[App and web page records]
_ _ _
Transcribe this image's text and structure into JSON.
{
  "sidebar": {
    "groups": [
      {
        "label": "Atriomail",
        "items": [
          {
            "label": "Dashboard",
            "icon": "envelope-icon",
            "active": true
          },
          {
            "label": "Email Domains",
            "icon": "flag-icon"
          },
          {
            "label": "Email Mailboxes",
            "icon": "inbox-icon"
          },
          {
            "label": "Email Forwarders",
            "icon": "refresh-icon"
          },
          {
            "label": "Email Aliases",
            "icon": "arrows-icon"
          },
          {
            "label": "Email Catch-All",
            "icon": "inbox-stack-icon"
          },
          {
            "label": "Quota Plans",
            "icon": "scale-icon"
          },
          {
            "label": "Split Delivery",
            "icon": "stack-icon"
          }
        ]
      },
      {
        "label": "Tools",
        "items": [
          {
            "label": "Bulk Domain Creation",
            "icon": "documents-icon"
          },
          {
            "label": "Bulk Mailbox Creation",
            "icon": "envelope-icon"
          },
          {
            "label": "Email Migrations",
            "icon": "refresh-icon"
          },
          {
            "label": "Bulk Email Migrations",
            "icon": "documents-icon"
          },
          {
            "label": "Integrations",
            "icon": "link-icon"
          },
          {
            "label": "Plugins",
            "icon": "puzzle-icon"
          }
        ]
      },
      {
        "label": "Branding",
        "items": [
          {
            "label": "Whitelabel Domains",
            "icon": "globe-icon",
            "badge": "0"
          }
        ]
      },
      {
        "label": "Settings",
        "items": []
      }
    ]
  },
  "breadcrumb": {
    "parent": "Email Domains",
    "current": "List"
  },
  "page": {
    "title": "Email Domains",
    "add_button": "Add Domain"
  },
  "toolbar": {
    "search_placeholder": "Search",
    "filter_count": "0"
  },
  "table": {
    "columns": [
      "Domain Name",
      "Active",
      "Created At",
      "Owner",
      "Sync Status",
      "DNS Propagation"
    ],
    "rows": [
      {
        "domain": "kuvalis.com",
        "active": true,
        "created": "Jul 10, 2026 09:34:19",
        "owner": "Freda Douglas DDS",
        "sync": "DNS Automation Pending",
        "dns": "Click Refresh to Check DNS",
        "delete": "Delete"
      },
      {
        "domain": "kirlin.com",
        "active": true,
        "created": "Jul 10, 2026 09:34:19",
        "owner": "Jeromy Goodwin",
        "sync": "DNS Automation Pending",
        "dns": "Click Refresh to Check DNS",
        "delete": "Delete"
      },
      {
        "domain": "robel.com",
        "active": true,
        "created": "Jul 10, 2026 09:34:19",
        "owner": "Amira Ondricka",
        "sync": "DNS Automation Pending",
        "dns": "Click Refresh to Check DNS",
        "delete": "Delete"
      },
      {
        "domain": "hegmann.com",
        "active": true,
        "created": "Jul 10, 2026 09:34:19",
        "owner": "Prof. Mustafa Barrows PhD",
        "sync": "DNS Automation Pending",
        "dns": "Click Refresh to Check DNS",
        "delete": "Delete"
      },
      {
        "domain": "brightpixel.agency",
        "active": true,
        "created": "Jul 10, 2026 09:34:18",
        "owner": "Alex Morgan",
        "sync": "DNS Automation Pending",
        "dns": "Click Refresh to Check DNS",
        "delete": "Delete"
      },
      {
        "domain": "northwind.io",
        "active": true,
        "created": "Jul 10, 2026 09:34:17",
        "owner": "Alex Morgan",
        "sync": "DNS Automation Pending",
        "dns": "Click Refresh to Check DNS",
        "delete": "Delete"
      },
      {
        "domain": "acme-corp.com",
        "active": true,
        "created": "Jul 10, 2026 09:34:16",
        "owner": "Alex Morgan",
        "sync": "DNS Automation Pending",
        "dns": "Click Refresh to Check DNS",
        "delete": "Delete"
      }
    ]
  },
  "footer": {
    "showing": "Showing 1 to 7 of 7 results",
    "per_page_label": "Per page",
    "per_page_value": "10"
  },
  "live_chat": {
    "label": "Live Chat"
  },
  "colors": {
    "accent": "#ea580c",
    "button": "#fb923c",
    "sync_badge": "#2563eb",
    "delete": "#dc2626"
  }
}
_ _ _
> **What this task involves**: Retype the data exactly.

> **Result of the task**:
Transcribe this image's text and structure into JSON.
{
  "sidebar": {
    "groups": [
      {
        "label": "Atriomail",
        "items": [
          {
            "label": "Dashboard",
            "icon": "envelope-icon",
            "active": true
          },
          {
            "label": "Email Domains",
            "icon": "flag-icon"
          },
          {
            "label": "Email Mailboxes",
            "icon": "inbox-icon"
          },
          {
            "label": "Email Forwarders",
            "icon": "refresh-icon"
          },
          {
            "label": "Email Aliases",
            "icon": "arrows-icon"
          },
          {
            "label": "Email Catch-All",
            "icon": "inbox-stack-icon"
          },
          {
            "label": "Quota Plans",
            "icon": "scale-icon"
          },
          {
            "label": "Split Delivery",
            "icon": "stack-icon"
          }
        ]
      },
      {
        "label": "Tools",
        "items": [
          {
            "label": "Bulk Domain Creation",
            "icon": "documents-icon"
          },
          {
            "label": "Bulk Mailbox Creation",
            "icon": "envelope-icon"
          },
          {
            "label": "Email Migrations",
            "icon": "refresh-icon"
          },
          {
            "label": "Bulk Email Migrations",
            "icon": "documents-icon"
          },
          {
            "label": "Integrations",
            "icon": "link-icon"
          },
          {
            "label": "Plugins",
            "icon": "puzzle-icon"
          }
        ]
      },
      {
        "label": "Branding",
        "items": [
          {
            "label": "Whitelabel Domains",
            "icon": "globe-icon",
            "badge": "0"
          }
        ]
      },
      {
        "label": "Settings",
        "items": []
      }
    ]
  },
  "breadcrumb": {
    "parent": "Email Domains",
    "current": "List"
  },
  "page": {
    "title": "Email Domains",
    "add_button": "Add Domain"
  },
  "toolbar": {
    "search_placeholder": "Search",
    "filter_count": "0"
  },
  "table": {
    "columns": [
      "Domain Name",
      "Active",
      "Created At",
      "Owner",
      "Sync Status",
      "DNS Propagation"
    ],
    "rows": [
      {
        "domain": "kuvalis.com",
        "active": true,
        "created": "Jul 10, 2026 09:34:19",
        "owner": "Freda Douglas DDS",
        "sync": "DNS Automation Pending",
        "dns": "Click Refresh to Check DNS",
        "delete": "Delete"
      },
      {
        "domain": "kirlin.com",
        "active": true,
        "created": "Jul 10, 2026 09:34:19",
        "owner": "Jeromy Goodwin",
        "sync": "DNS Automation Pending",
        "dns": "Click Refresh to Check DNS",
        "delete": "Delete"
      },
      {
        "domain": "robel.com",
        "active": true,
        "created": "Jul 10, 2026 09:34:19",
        "owner": "Amira Ondricka",
        "sync": "DNS Automation Pending",
        "dns": "Click Refresh to Check DNS",
        "delete": "Delete"
      },
      {
        "domain": "hegmann.com",
        "active": true,
        "created": "Jul 10, 2026 09:34:19",
        "owner": "Prof. Mustafa Barrows PhD",
        "sync": "DNS Automation Pending",
        "dns": "Click Refresh to Check DNS",
        "delete": "Delete"
      },
      {
        "domain": "brightpixel.agency",
        "active": true,
        "created": "Jul 10, 2026 09:34:18",
        "owner": "Alex Morgan",
        "sync": "DNS Automation Pending",
        "dns": "Click Refresh to Check DNS",
        "delete": "Delete"
      },
      {
        "domain": "northwind.io",
        "active": true,
        "created": "Jul 10, 2026 09:34:17",
        "owner": "Alex Morgan",
        "sync": "DNS Automation Pending",
        "dns": "Click Refresh to Check DNS",
        "delete": "Delete"
      },
      {
        "domain": "acme-corp.com",
        "active": true,
        "created": "Jul 10, 2026 09:34:16",
        "owner": "Alex Morgan",
        "sync": "DNS Automation Pending",
        "dns": "Click Refresh to Check DNS",
        "delete": "Delete"
      }
    ]
  },
  "footer": {
    "showing": "Showing 1 to 7 of 7 results",
    "per_page_label": "Per page",
    "per_page_value": "10"
  },
  "live_chat": {
    "label": "Live Chat"
  },
  "colors": {
    "accent": "#ea580c",
    "button": "#fb923c",
    "sync_badge": "#2563eb",
    "delete": "#dc2626"
  }
}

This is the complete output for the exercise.